- should never be used to install other software packages without the users explicit consent and knowledge
- should never change the format of data already stored on the system
- should never cause a system to become unusable or unstable
- must allow a revert to the previous situation
- must be disablable, in an easy and consistent manner for instance on mobile devices
- should never cause the system to become inaccessible or restarted without user consent
- should always be signed by the vendor to ensure that the update mechanism does not become a malware vector
- should never cause commercial messages or other fluff to be included
- should never cause configuration details to be lost
- should always be backwards compatible with previous plug-ins or other third party add ons
If we can agree to those terms I’ll be more than happy to update my software, automatic or manual. But until then you’re all on probation, too much misery and lost days on my end on account of these and I highly doubt that I’m alone in that, Johnny agrees.

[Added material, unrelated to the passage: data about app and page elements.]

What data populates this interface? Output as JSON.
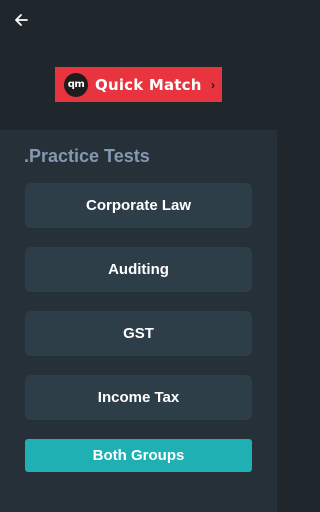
{
  "header": {
    "back_icon": "arrow-left-icon"
  },
  "quick_match": {
    "logo_text": "qm",
    "label": "Quick Match",
    "arrow": "›",
    "color": "#e8343f"
  },
  "practice": {
    "title": ".Practice Tests",
    "title_color": "#8498b0",
    "tests": [
      {
        "label": "Corporate Law"
      },
      {
        "label": "Auditing"
      },
      {
        "label": "GST"
      },
      {
        "label": "Income Tax"
      }
    ],
    "both_groups_label": "Both Groups",
    "accent": "#1eb0b2"
  }
}
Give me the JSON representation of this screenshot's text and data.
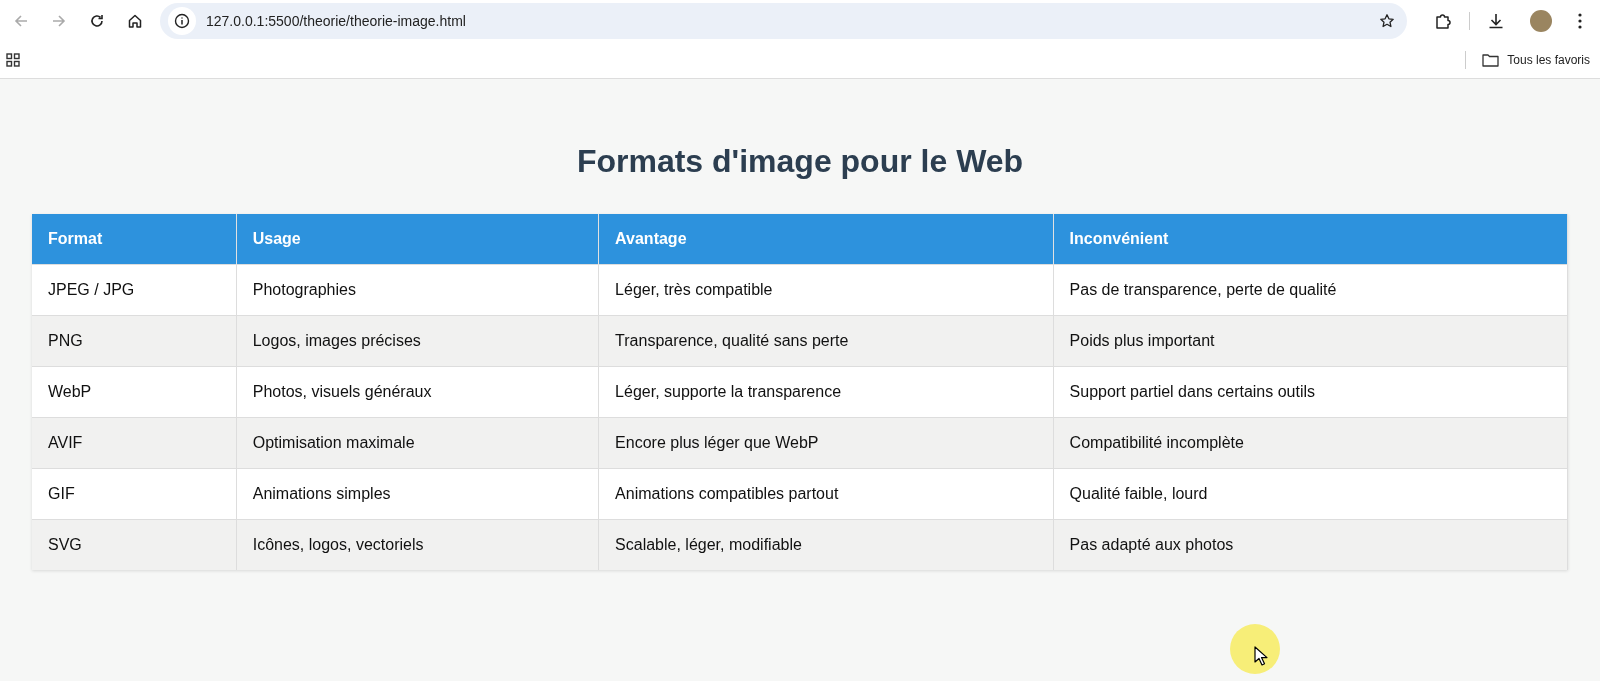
{
  "browser": {
    "nav_buttons": [
      {
        "kind": "back",
        "disabled": true
      },
      {
        "kind": "forward",
        "disabled": true
      },
      {
        "kind": "reload",
        "disabled": false
      },
      {
        "kind": "home",
        "disabled": false
      }
    ],
    "url": "127.0.0.1:5500/theorie/theorie-image.html",
    "bookmarks_folder": "Tous les favoris"
  },
  "page": {
    "title": "Formats d'image pour le Web",
    "table": {
      "columns": [
        "Format",
        "Usage",
        "Avantage",
        "Inconvénient"
      ],
      "rows": [
        [
          "JPEG / JPG",
          "Photographies",
          "Léger, très compatible",
          "Pas de transparence, perte de qualité"
        ],
        [
          "PNG",
          "Logos, images précises",
          "Transparence, qualité sans perte",
          "Poids plus important"
        ],
        [
          "WebP",
          "Photos, visuels généraux",
          "Léger, supporte la transparence",
          "Support partiel dans certains outils"
        ],
        [
          "AVIF",
          "Optimisation maximale",
          "Encore plus léger que WebP",
          "Compatibilité incomplète"
        ],
        [
          "GIF",
          "Animations simples",
          "Animations compatibles partout",
          "Qualité faible, lourd"
        ],
        [
          "SVG",
          "Icônes, logos, vectoriels",
          "Scalable, léger, modifiable",
          "Pas adapté aux photos"
        ]
      ]
    }
  }
}
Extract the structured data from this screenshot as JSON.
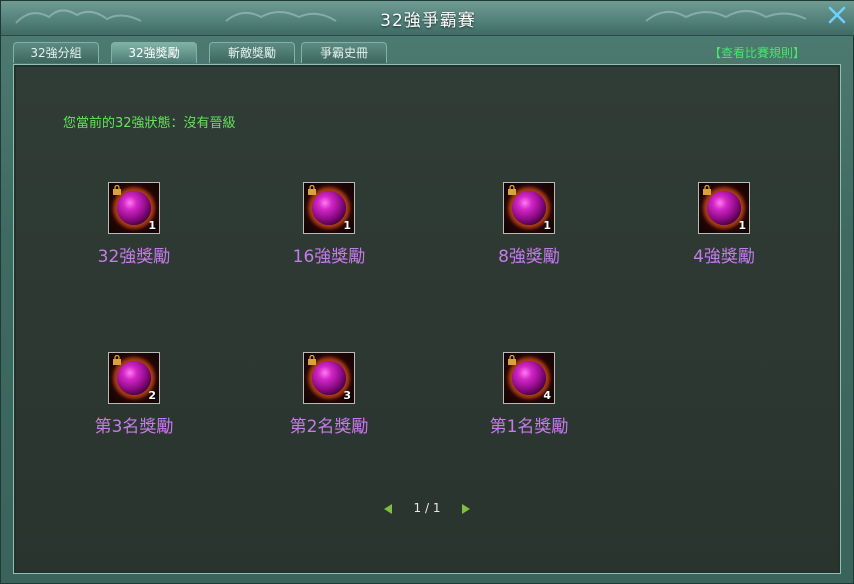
{
  "window": {
    "title": "32強爭霸賽"
  },
  "tabs": [
    {
      "label": "32強分組"
    },
    {
      "label": "32強獎勵"
    },
    {
      "label": "斬敵獎勵"
    },
    {
      "label": "爭霸史冊"
    }
  ],
  "active_tab": 1,
  "rules_link": "【查看比賽規則】",
  "status_text": "您當前的32強狀態：沒有晉級",
  "rewards": [
    {
      "label": "32強獎勵",
      "count": "1",
      "icon": "purple-orb-icon"
    },
    {
      "label": "16強獎勵",
      "count": "1",
      "icon": "purple-orb-icon"
    },
    {
      "label": "8強獎勵",
      "count": "1",
      "icon": "purple-orb-icon"
    },
    {
      "label": "4強獎勵",
      "count": "1",
      "icon": "purple-orb-icon"
    },
    {
      "label": "第3名獎勵",
      "count": "2",
      "icon": "purple-orb-icon"
    },
    {
      "label": "第2名獎勵",
      "count": "3",
      "icon": "purple-orb-icon"
    },
    {
      "label": "第1名獎勵",
      "count": "4",
      "icon": "purple-orb-icon"
    }
  ],
  "pager": {
    "text": "1 / 1"
  },
  "colors": {
    "accent_green": "#66e25c",
    "reward_label": "#c57be8",
    "link": "#44e86a"
  }
}
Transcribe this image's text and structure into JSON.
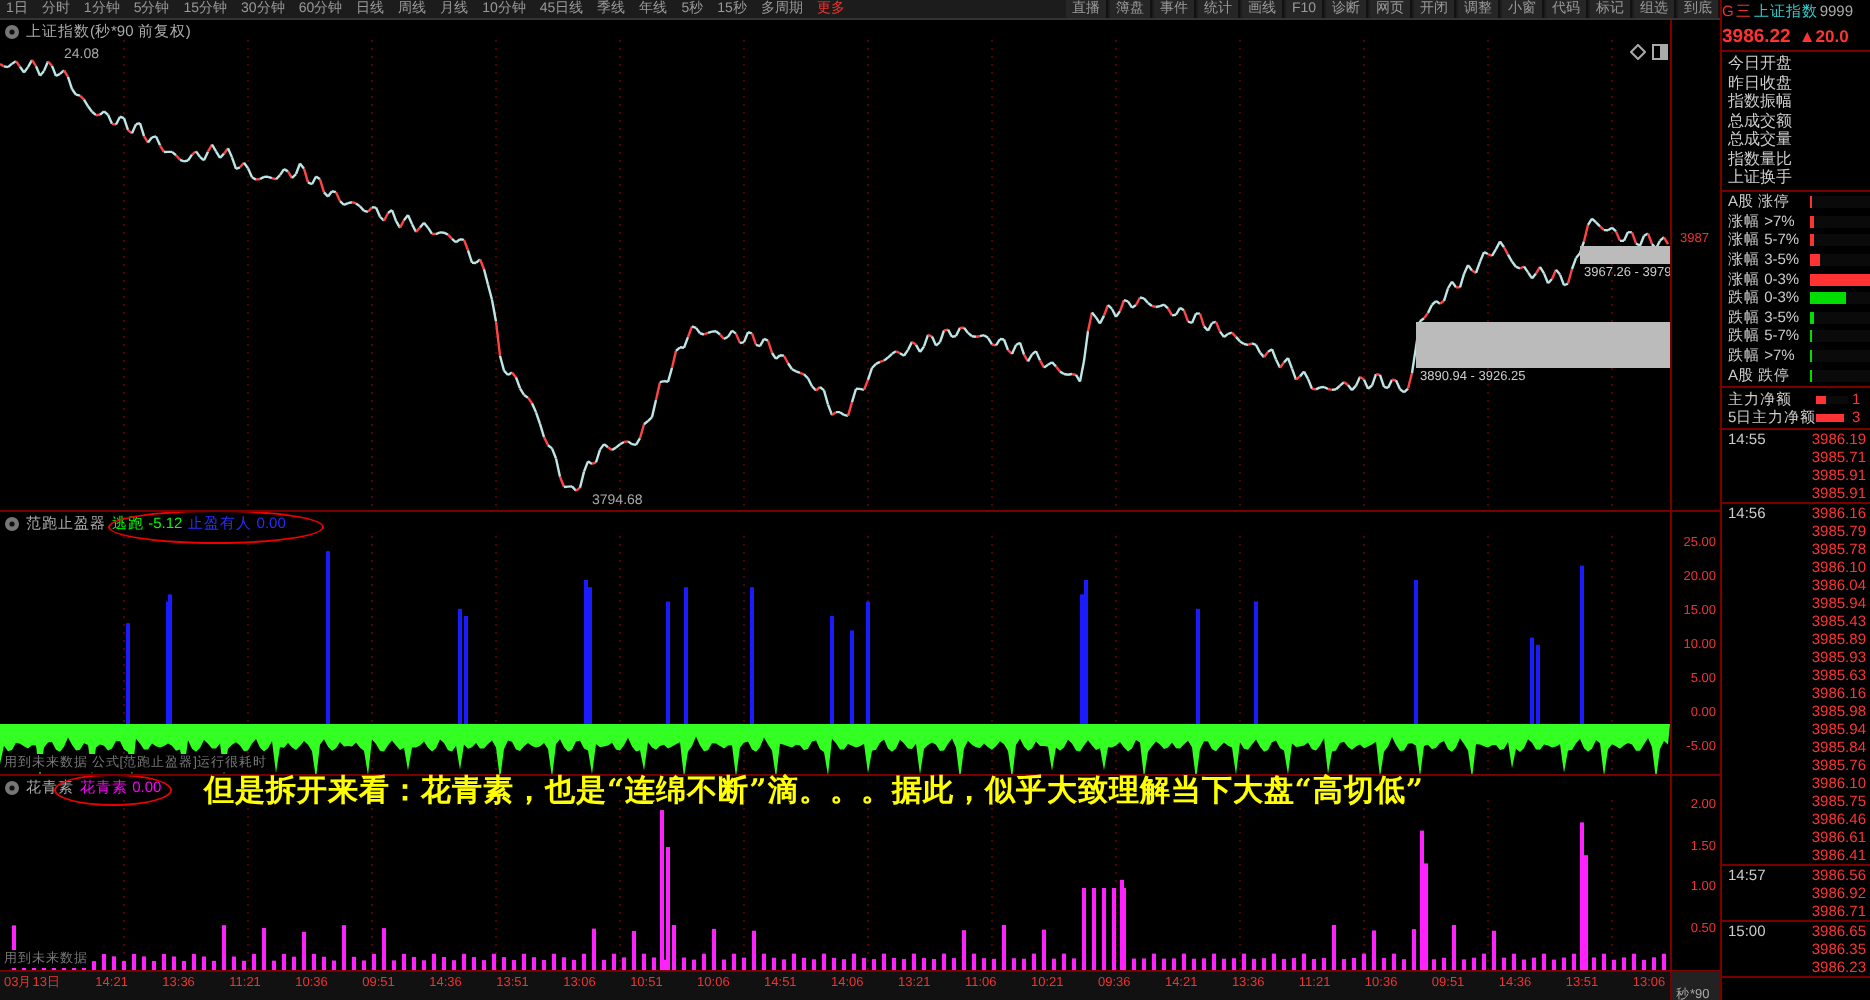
{
  "toolbar": {
    "periods": [
      "1日",
      "分时",
      "1分钟",
      "5分钟",
      "15分钟",
      "30分钟",
      "60分钟",
      "日线",
      "周线",
      "月线",
      "10分钟",
      "45日线",
      "季线",
      "年线",
      "5秒",
      "15秒",
      "多周期"
    ],
    "more": "更多",
    "tools": [
      "直播",
      "簿盘",
      "事件",
      "统计",
      "画线",
      "F10",
      "诊断",
      "网页",
      "开闭",
      "调整",
      "小窗",
      "代码",
      "标记",
      "组选",
      "到底"
    ]
  },
  "quote": {
    "flag": "G",
    "menu": "三",
    "name": "上证指数",
    "code": "9999",
    "price": "3986.22",
    "change": "▲20.0"
  },
  "price_chart": {
    "title": "上证指数(秒*90 前复权)",
    "high_label": "24.08",
    "low_label": "3794.68",
    "axis_label": "3987",
    "zones": [
      {
        "label": "3890.94 - 3926.25"
      },
      {
        "label": "3967.26 - 3979"
      }
    ]
  },
  "indicator_1": {
    "name": "范跑止盈器",
    "values": [
      {
        "label": "逃跑",
        "value": "-5.12",
        "color": "#00ff00"
      },
      {
        "label": "止盈有人",
        "value": "0.00",
        "color": "#2b2bff"
      }
    ],
    "notice": "用到未来数据 公式[范跑止盈器]运行很耗时",
    "yticks": [
      "25.00",
      "20.00",
      "15.00",
      "10.00",
      "5.00",
      "0.00",
      "-5.00"
    ]
  },
  "indicator_2": {
    "name": "花青素",
    "values": [
      {
        "label": "花青素",
        "value": "0.00",
        "color": "#ff00ff"
      }
    ],
    "notice": "用到未来数据",
    "yticks": [
      "2.00",
      "1.50",
      "1.00",
      "0.50"
    ]
  },
  "caption": "但是拆开来看：花青素，也是“连绵不断”滴。。。据此，似乎大致理解当下大盘“高切低”",
  "x_axis": {
    "labels": [
      "03月13日",
      "14:21",
      "13:36",
      "11:21",
      "10:36",
      "09:51",
      "14:36",
      "13:51",
      "13:06",
      "10:51",
      "10:06",
      "14:51",
      "14:06",
      "13:21",
      "11:06",
      "10:21",
      "09:36",
      "14:21",
      "13:36",
      "11:21",
      "10:36",
      "09:51",
      "14:36",
      "13:51",
      "13:06"
    ],
    "unit": "秒*90"
  },
  "stats": [
    "今日开盘",
    "昨日收盘",
    "指数振幅",
    "总成交额",
    "总成交量",
    "指数量比",
    "上证换手"
  ],
  "breadth": [
    {
      "label": "A股 涨停",
      "kind": "up",
      "level": 0.03
    },
    {
      "label": "涨幅 >7%",
      "kind": "up",
      "level": 0.06
    },
    {
      "label": "涨幅 5-7%",
      "kind": "up",
      "level": 0.06
    },
    {
      "label": "涨幅 3-5%",
      "kind": "up",
      "level": 0.17
    },
    {
      "label": "涨幅 0-3%",
      "kind": "up",
      "level": 1
    },
    {
      "label": "跌幅 0-3%",
      "kind": "down",
      "level": 0.6
    },
    {
      "label": "跌幅 3-5%",
      "kind": "down",
      "level": 0.05
    },
    {
      "label": "跌幅 5-7%",
      "kind": "down",
      "level": 0.03
    },
    {
      "label": "跌幅 >7%",
      "kind": "down",
      "level": 0.03
    },
    {
      "label": "A股 跌停",
      "kind": "down",
      "level": 0.03
    }
  ],
  "capital": [
    {
      "label": "主力净额",
      "value": "1",
      "level": 0.3
    },
    {
      "label": "5日主力净额",
      "value": "3",
      "level": 0.9
    }
  ],
  "ticks": [
    {
      "time": "14:55",
      "prices": [
        "3986.19",
        "3985.71",
        "3985.91",
        "3985.91"
      ]
    },
    {
      "time": "14:56",
      "prices": [
        "3986.16",
        "3985.79",
        "3985.78",
        "3986.10",
        "3986.04",
        "3985.94",
        "3985.43",
        "3985.89",
        "3985.93",
        "3985.63",
        "3986.16",
        "3985.98",
        "3985.94",
        "3985.84",
        "3985.76",
        "3986.10",
        "3985.75",
        "3986.46",
        "3986.61",
        "3986.41"
      ]
    },
    {
      "time": "14:57",
      "prices": [
        "3986.56",
        "3986.92",
        "3986.71"
      ]
    },
    {
      "time": "15:00",
      "prices": [
        "3986.65",
        "3986.35",
        "3986.23"
      ]
    }
  ]
}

This is in all our best interest: software updates are a very important mechanism in keeping the internet secure but because vendors routinely botch it users end up using old and insecure software far longer than they should having been bitten by the update bug a couple of times. That’s a very important mechanism squandered for the worst of reasons and if we could just agree on the above basic rules of engagment it would be a tremendous improvement over the current situation. Security and bug fixes are the reason we have automatic updates, not to satisfy the marketing or the design department.